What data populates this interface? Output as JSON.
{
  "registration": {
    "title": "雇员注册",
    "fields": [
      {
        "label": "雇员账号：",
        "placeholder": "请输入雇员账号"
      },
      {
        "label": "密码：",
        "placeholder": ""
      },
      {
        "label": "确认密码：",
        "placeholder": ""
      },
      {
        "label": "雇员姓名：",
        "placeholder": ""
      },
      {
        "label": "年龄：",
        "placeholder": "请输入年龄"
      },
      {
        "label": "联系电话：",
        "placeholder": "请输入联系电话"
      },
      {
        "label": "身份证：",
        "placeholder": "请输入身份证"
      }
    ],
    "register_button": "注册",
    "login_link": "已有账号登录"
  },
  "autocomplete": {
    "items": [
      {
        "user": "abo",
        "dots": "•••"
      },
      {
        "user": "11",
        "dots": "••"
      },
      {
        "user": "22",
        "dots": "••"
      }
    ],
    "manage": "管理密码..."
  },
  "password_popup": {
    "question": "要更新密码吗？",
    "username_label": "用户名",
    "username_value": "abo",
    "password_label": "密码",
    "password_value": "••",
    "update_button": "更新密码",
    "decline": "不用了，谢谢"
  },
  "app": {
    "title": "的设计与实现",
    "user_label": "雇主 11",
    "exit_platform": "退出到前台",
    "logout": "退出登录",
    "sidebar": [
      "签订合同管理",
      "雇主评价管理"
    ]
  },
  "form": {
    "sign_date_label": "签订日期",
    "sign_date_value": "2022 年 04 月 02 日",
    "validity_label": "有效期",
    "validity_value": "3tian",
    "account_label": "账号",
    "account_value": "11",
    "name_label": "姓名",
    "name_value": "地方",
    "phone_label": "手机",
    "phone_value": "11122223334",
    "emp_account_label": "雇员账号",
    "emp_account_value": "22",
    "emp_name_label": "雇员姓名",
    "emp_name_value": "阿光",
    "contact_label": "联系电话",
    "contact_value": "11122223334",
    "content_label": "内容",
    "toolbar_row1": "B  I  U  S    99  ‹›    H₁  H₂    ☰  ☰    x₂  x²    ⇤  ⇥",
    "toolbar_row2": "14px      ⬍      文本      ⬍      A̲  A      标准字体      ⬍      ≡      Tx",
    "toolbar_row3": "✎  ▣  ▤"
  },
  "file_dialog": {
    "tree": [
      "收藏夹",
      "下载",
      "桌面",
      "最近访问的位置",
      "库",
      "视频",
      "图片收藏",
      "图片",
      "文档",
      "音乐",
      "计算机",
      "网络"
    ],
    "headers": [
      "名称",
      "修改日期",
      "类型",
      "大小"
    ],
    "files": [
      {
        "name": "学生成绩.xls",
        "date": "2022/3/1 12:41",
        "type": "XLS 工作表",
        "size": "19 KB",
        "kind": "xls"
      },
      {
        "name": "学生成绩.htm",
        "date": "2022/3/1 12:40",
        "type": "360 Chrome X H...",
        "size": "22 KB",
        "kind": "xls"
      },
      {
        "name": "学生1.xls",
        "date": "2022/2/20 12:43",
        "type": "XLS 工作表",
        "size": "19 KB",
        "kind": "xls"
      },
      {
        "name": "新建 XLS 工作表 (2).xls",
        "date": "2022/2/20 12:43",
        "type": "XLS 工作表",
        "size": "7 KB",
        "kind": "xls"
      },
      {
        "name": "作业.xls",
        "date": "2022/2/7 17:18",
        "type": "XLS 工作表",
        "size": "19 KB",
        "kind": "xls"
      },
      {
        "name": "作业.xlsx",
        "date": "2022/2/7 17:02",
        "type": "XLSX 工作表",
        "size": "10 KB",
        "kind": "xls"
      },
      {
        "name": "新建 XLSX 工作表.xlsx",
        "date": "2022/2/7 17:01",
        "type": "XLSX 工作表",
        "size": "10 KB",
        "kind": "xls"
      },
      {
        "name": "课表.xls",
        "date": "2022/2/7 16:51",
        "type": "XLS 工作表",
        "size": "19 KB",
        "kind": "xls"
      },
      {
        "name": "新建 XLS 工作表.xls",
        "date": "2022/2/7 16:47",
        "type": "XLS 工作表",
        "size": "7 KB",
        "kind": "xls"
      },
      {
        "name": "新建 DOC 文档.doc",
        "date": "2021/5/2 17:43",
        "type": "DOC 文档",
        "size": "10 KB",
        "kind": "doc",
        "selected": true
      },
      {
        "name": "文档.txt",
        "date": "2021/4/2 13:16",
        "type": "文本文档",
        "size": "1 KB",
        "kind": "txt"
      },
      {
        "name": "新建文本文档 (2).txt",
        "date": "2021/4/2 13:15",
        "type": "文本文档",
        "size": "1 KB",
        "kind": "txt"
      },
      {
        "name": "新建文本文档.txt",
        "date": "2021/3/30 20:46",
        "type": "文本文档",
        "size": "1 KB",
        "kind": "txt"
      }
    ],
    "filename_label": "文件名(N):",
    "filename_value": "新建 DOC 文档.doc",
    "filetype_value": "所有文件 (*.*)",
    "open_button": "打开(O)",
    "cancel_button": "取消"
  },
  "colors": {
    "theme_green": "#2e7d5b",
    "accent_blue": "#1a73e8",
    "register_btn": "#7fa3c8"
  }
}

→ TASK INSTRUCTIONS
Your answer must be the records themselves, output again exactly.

→ RESPONSE BELOW
What data populates this interface? Output as JSON.
{
  "registration": {
    "title": "雇员注册",
    "fields": [
      {
        "label": "雇员账号：",
        "placeholder": "请输入雇员账号"
      },
      {
        "label": "密码：",
        "placeholder": ""
      },
      {
        "label": "确认密码：",
        "placeholder": ""
      },
      {
        "label": "雇员姓名：",
        "placeholder": ""
      },
      {
        "label": "年龄：",
        "placeholder": "请输入年龄"
      },
      {
        "label": "联系电话：",
        "placeholder": "请输入联系电话"
      },
      {
        "label": "身份证：",
        "placeholder": "请输入身份证"
      }
    ],
    "register_button": "注册",
    "login_link": "已有账号登录"
  },
  "autocomplete": {
    "items": [
      {
        "user": "abo",
        "dots": "•••"
      },
      {
        "user": "11",
        "dots": "••"
      },
      {
        "user": "22",
        "dots": "••"
      }
    ],
    "manage": "管理密码..."
  },
  "password_popup": {
    "question": "要更新密码吗？",
    "username_label": "用户名",
    "username_value": "abo",
    "password_label": "密码",
    "password_value": "••",
    "update_button": "更新密码",
    "decline": "不用了，谢谢"
  },
  "app": {
    "title": "的设计与实现",
    "user_label": "雇主 11",
    "exit_platform": "退出到前台",
    "logout": "退出登录",
    "sidebar": [
      "签订合同管理",
      "雇主评价管理"
    ]
  },
  "form": {
    "sign_date_label": "签订日期",
    "sign_date_value": "2022 年 04 月 02 日",
    "validity_label": "有效期",
    "validity_value": "3tian",
    "account_label": "账号",
    "account_value": "11",
    "name_label": "姓名",
    "name_value": "地方",
    "phone_label": "手机",
    "phone_value": "11122223334",
    "emp_account_label": "雇员账号",
    "emp_account_value": "22",
    "emp_name_label": "雇员姓名",
    "emp_name_value": "阿光",
    "contact_label": "联系电话",
    "contact_value": "11122223334",
    "content_label": "内容",
    "toolbar_row1": "B  I  U  S    99  ‹›    H₁  H₂    ☰  ☰    x₂  x²    ⇤  ⇥",
    "toolbar_row2": "14px      ⬍      文本      ⬍      A̲  A      标准字体      ⬍      ≡      Tx",
    "toolbar_row3": "✎  ▣  ▤"
  },
  "file_dialog": {
    "tree": [
      "收藏夹",
      "下载",
      "桌面",
      "最近访问的位置",
      "库",
      "视频",
      "图片收藏",
      "图片",
      "文档",
      "音乐",
      "计算机",
      "网络"
    ],
    "headers": [
      "名称",
      "修改日期",
      "类型",
      "大小"
    ],
    "files": [
      {
        "name": "学生成绩.xls",
        "date": "2022/3/1 12:41",
        "type": "XLS 工作表",
        "size": "19 KB",
        "kind": "xls"
      },
      {
        "name": "学生成绩.htm",
        "date": "2022/3/1 12:40",
        "type": "360 Chrome X H...",
        "size": "22 KB",
        "kind": "xls"
      },
      {
        "name": "学生1.xls",
        "date": "2022/2/20 12:43",
        "type": "XLS 工作表",
        "size": "19 KB",
        "kind": "xls"
      },
      {
        "name": "新建 XLS 工作表 (2).xls",
        "date": "2022/2/20 12:43",
        "type": "XLS 工作表",
        "size": "7 KB",
        "kind": "xls"
      },
      {
        "name": "作业.xls",
        "date": "2022/2/7 17:18",
        "type": "XLS 工作表",
        "size": "19 KB",
        "kind": "xls"
      },
      {
        "name": "作业.xlsx",
        "date": "2022/2/7 17:02",
        "type": "XLSX 工作表",
        "size": "10 KB",
        "kind": "xls"
      },
      {
        "name": "新建 XLSX 工作表.xlsx",
        "date": "2022/2/7 17:01",
        "type": "XLSX 工作表",
        "size": "10 KB",
        "kind": "xls"
      },
      {
        "name": "课表.xls",
        "date": "2022/2/7 16:51",
        "type": "XLS 工作表",
        "size": "19 KB",
        "kind": "xls"
      },
      {
        "name": "新建 XLS 工作表.xls",
        "date": "2022/2/7 16:47",
        "type": "XLS 工作表",
        "size": "7 KB",
        "kind": "xls"
      },
      {
        "name": "新建 DOC 文档.doc",
        "date": "2021/5/2 17:43",
        "type": "DOC 文档",
        "size": "10 KB",
        "kind": "doc",
        "selected": true
      },
      {
        "name": "文档.txt",
        "date": "2021/4/2 13:16",
        "type": "文本文档",
        "size": "1 KB",
        "kind": "txt"
      },
      {
        "name": "新建文本文档 (2).txt",
        "date": "2021/4/2 13:15",
        "type": "文本文档",
        "size": "1 KB",
        "kind": "txt"
      },
      {
        "name": "新建文本文档.txt",
        "date": "2021/3/30 20:46",
        "type": "文本文档",
        "size": "1 KB",
        "kind": "txt"
      }
    ],
    "filename_label": "文件名(N):",
    "filename_value": "新建 DOC 文档.doc",
    "filetype_value": "所有文件 (*.*)",
    "open_button": "打开(O)",
    "cancel_button": "取消"
  },
  "colors": {
    "theme_green": "#2e7d5b",
    "accent_blue": "#1a73e8",
    "register_btn": "#7fa3c8"
  }
}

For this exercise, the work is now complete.